The Speaker of the Community Parliament, Dr Sidie Mohammed Tunis, expressed this concern in his opening address at the ongoing high-level parliamentary seminar on 20 years of democratic elections in West Africa in Ghana’s coastal city of Winneba.
Speaking on the Theme “Evaluating Two Decades Of Democratic Elections In The ECOWAS Region: Achievements, Challenges And The Way Forward”, Dr Tunis warned that the community risked being perceived as a body of failed states over rising coups, tenure elongations and undemocratic constitutional amendments.
Dr Tunis spoke against the backdrop of the recent coup in Guinea, where Colonel Mamady Doumbouya sacked the civilian government of Alpha Conde in a military coup on September 5, and took over power in the bauxite-rich nation.
The deposed Conde had last year amended the country’s constitution to extend his tenure after he had served the constitutional required two terms in office.
Also, last year, Colonel Assimi Goita, led his troops to depose the government of Boubakar Keita in Mali and took power in a coup.
He has since assumed the position of an interim President of the country and set in motion a transition process that appears not to inspire confidence.
In Ivory Coast, President Allasane Outarra, last year amended his country’s constitution to enable him get tenure elongation after he served out his constitutionally required two- terms in office.
“Amending a constitution to conform to current realities is not in itself a problem.”
“When the proposed amendments to the constitution protect the governing elite at the expense of citizens or will undermine the very nature of constitutional democracy, thereby granting an incumbent undue advantage to extend his mandate, then we have a problem,” the Speaker of the Community Parliament noted.

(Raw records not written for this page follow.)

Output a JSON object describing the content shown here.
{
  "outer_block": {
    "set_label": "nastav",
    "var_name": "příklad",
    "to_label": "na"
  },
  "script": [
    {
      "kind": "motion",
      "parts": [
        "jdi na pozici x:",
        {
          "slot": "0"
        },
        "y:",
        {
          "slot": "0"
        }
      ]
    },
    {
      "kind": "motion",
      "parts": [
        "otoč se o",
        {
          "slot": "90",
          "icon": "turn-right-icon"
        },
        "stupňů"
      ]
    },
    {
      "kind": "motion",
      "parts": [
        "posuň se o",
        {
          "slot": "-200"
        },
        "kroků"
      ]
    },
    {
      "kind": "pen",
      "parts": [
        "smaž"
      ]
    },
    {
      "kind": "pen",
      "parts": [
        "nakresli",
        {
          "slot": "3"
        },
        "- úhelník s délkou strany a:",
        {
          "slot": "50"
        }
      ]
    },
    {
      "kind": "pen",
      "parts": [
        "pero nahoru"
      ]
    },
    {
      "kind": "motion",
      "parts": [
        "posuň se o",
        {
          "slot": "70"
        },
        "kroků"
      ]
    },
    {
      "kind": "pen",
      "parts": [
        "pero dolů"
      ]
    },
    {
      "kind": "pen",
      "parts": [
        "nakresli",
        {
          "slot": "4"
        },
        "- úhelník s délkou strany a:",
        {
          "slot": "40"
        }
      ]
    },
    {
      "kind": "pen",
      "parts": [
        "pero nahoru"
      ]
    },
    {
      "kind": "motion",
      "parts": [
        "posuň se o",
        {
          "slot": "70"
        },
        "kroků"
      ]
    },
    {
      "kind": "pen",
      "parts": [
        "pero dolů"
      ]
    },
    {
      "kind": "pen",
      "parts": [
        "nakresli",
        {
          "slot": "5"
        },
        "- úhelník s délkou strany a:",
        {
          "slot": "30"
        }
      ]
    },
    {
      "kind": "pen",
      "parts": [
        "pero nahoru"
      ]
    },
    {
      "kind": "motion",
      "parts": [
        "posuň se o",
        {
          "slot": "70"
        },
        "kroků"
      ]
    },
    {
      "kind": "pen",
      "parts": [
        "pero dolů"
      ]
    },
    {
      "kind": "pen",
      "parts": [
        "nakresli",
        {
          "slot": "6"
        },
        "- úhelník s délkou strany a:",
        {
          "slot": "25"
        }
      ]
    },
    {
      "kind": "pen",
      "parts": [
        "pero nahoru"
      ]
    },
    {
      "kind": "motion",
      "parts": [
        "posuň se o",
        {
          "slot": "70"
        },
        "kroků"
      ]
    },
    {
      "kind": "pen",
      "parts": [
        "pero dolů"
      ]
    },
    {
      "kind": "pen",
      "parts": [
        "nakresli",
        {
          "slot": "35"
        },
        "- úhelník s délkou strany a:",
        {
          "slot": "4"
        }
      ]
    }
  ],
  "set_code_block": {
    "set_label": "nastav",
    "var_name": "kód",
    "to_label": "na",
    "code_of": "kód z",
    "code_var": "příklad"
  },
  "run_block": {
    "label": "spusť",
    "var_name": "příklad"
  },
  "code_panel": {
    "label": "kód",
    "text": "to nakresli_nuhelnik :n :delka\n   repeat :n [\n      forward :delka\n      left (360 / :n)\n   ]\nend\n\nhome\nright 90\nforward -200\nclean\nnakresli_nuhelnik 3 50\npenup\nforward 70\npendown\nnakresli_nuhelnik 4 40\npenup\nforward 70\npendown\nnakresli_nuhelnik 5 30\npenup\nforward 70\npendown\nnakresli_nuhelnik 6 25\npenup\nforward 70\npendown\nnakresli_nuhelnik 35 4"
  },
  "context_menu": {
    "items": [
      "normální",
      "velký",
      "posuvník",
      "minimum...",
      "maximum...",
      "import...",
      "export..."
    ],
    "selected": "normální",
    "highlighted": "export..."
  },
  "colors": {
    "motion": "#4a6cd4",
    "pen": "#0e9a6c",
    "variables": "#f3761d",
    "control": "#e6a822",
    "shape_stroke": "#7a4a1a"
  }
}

Dr Tunis said that while governments in the region condemn coups, he noted that it is important that they give serious attention to the new phenomenon of amending the constitution of a state before an election or before the expiration of the tenure of an incumbent President.